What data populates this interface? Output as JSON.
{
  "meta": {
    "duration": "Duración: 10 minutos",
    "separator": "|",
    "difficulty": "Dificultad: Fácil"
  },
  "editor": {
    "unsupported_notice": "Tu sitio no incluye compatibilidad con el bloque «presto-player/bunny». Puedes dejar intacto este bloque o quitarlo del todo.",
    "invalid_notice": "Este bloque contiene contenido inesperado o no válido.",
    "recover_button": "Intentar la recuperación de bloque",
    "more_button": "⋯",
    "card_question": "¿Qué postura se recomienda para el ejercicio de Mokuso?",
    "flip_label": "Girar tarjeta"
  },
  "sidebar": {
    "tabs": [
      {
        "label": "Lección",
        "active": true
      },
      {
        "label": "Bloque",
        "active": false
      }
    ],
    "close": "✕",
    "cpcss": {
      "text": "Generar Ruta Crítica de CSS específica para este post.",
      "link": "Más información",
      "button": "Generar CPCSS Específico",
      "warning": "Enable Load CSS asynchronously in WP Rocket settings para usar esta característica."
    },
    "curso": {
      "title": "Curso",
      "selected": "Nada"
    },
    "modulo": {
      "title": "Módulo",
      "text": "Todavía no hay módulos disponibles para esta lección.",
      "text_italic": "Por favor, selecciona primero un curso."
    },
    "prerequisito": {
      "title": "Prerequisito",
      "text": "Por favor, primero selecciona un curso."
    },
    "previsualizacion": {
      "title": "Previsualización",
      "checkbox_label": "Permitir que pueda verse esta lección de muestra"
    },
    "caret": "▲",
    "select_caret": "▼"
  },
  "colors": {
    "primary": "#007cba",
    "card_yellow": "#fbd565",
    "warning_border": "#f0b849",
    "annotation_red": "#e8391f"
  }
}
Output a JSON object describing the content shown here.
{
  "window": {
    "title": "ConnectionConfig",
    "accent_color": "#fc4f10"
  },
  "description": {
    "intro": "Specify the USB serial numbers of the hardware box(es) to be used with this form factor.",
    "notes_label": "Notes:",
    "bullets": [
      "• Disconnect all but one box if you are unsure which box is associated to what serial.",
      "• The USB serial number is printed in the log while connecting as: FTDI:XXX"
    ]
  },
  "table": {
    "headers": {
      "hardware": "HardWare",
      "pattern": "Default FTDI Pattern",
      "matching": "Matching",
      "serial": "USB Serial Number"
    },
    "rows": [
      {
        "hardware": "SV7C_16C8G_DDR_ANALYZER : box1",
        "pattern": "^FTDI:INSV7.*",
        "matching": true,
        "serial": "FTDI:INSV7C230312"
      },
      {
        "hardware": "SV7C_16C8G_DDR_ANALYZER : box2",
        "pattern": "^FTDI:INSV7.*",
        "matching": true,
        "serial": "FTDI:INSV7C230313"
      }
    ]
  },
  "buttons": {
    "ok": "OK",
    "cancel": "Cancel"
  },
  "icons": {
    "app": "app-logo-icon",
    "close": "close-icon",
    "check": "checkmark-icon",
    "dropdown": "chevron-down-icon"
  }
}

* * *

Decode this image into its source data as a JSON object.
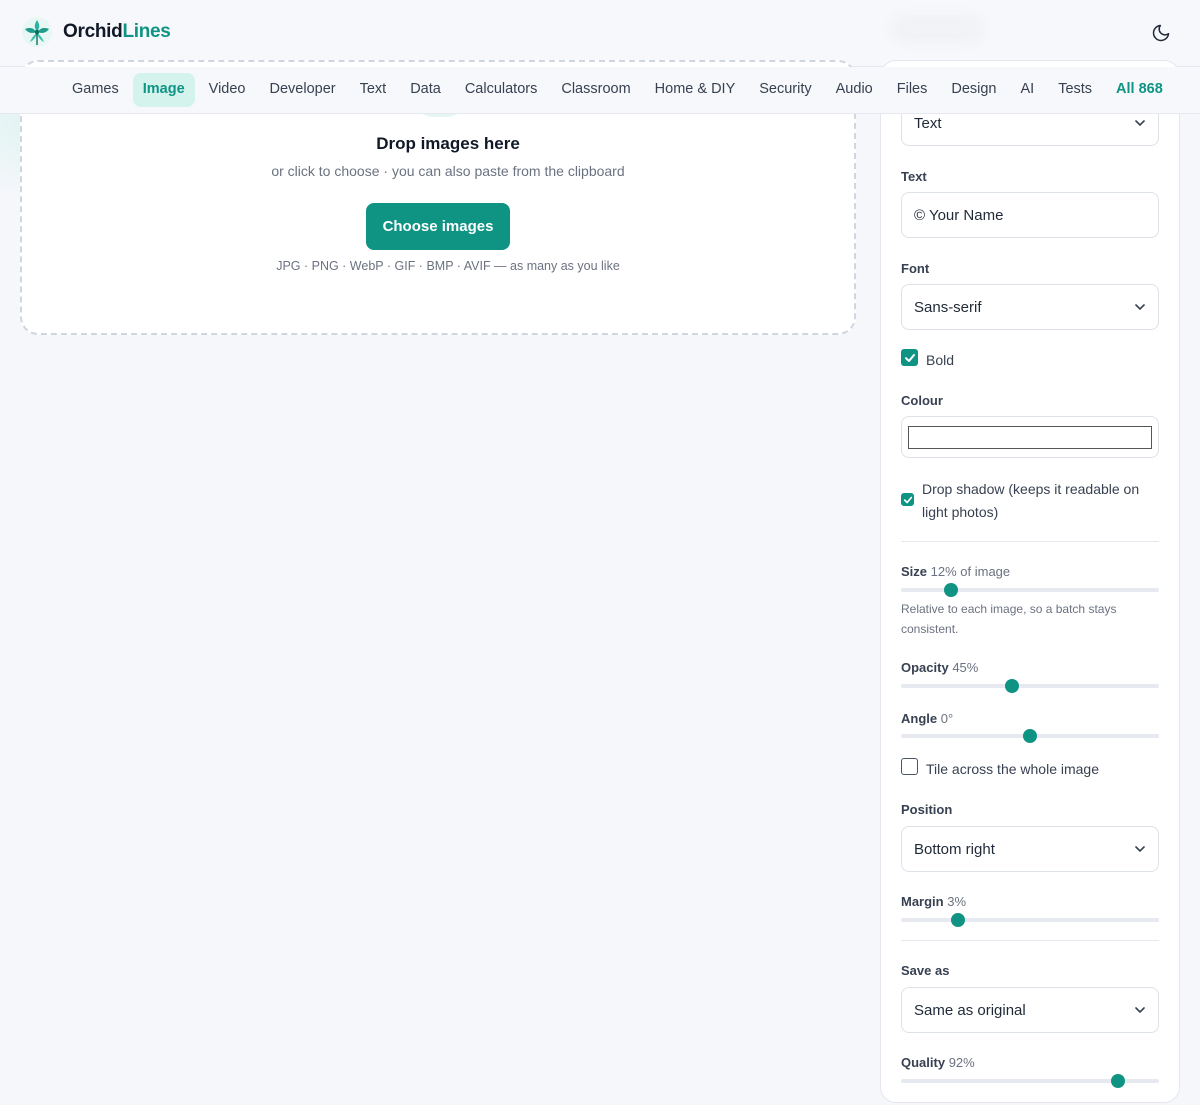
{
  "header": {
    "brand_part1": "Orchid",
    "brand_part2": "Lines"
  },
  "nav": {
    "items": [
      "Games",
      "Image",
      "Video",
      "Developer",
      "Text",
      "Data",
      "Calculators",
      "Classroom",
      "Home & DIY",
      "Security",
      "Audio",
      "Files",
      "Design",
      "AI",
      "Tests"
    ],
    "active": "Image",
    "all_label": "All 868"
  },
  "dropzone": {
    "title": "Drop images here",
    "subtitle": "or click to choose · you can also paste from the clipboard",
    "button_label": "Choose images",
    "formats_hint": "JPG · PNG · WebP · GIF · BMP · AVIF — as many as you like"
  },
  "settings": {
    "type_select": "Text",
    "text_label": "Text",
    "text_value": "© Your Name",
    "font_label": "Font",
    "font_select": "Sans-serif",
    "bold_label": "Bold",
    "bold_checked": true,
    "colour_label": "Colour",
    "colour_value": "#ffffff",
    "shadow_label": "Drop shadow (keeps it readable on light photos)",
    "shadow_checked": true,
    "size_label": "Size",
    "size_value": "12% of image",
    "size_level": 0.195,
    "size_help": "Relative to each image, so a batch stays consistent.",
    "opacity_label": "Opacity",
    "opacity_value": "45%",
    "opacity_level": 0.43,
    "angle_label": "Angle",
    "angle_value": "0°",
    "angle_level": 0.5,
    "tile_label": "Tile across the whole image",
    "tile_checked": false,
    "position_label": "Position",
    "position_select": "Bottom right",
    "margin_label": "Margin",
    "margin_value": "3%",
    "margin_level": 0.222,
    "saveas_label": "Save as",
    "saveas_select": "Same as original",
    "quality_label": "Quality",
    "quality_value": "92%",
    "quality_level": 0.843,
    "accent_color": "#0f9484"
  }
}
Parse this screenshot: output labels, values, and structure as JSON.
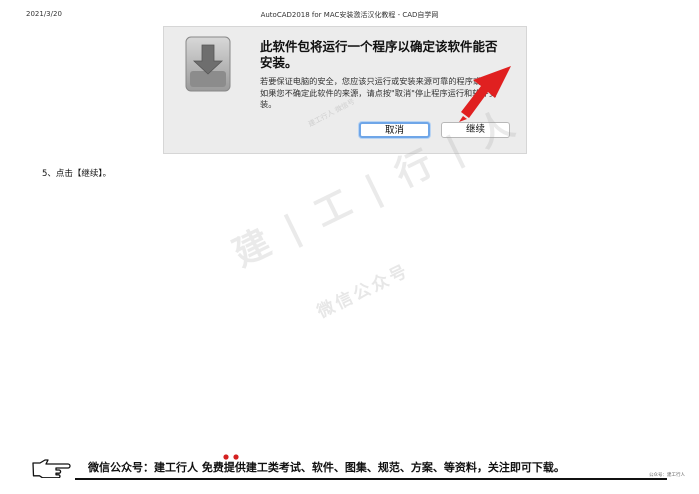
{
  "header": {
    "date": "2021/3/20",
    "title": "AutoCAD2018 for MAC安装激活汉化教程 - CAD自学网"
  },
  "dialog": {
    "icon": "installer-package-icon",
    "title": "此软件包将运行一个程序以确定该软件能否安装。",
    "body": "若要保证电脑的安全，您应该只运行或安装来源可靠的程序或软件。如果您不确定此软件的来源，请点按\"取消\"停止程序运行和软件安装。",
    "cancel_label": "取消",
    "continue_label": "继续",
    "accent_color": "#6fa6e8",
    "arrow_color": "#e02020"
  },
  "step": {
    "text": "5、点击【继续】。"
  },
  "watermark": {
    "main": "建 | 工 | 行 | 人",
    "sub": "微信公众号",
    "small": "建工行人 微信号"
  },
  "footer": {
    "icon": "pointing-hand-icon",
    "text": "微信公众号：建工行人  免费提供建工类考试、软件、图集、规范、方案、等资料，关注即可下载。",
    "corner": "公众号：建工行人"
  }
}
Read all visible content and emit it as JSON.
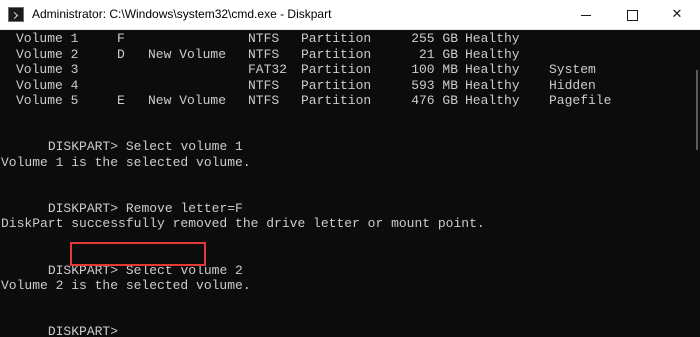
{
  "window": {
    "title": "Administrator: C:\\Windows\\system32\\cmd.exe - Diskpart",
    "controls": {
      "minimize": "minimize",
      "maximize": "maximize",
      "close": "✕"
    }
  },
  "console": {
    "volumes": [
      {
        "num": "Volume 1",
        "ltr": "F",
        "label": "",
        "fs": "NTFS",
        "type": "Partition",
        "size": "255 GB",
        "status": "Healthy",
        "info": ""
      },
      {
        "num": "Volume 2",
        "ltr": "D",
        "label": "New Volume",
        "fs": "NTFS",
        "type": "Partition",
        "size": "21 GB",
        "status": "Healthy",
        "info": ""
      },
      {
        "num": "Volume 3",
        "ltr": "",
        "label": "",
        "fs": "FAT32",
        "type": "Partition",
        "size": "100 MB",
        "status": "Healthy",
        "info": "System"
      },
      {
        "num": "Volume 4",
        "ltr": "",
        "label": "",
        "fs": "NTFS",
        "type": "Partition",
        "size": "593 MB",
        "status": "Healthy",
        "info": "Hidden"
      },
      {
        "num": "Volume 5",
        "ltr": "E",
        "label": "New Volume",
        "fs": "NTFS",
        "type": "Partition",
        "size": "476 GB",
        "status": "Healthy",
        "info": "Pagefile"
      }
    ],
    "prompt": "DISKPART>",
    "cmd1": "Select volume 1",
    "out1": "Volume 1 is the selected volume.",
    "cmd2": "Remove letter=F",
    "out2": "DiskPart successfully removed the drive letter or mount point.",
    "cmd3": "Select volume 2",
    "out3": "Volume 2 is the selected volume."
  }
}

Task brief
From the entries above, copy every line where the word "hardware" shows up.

Reply to the exercise
    "intro": "Specify the USB serial numbers of the hardware box(es) to be used with this form factor.",
      "hardware": "HardWare",
        "hardware": "SV7C_16C8G_DDR_ANALYZER : box1",
        "hardware": "SV7C_16C8G_DDR_ANALYZER : box2",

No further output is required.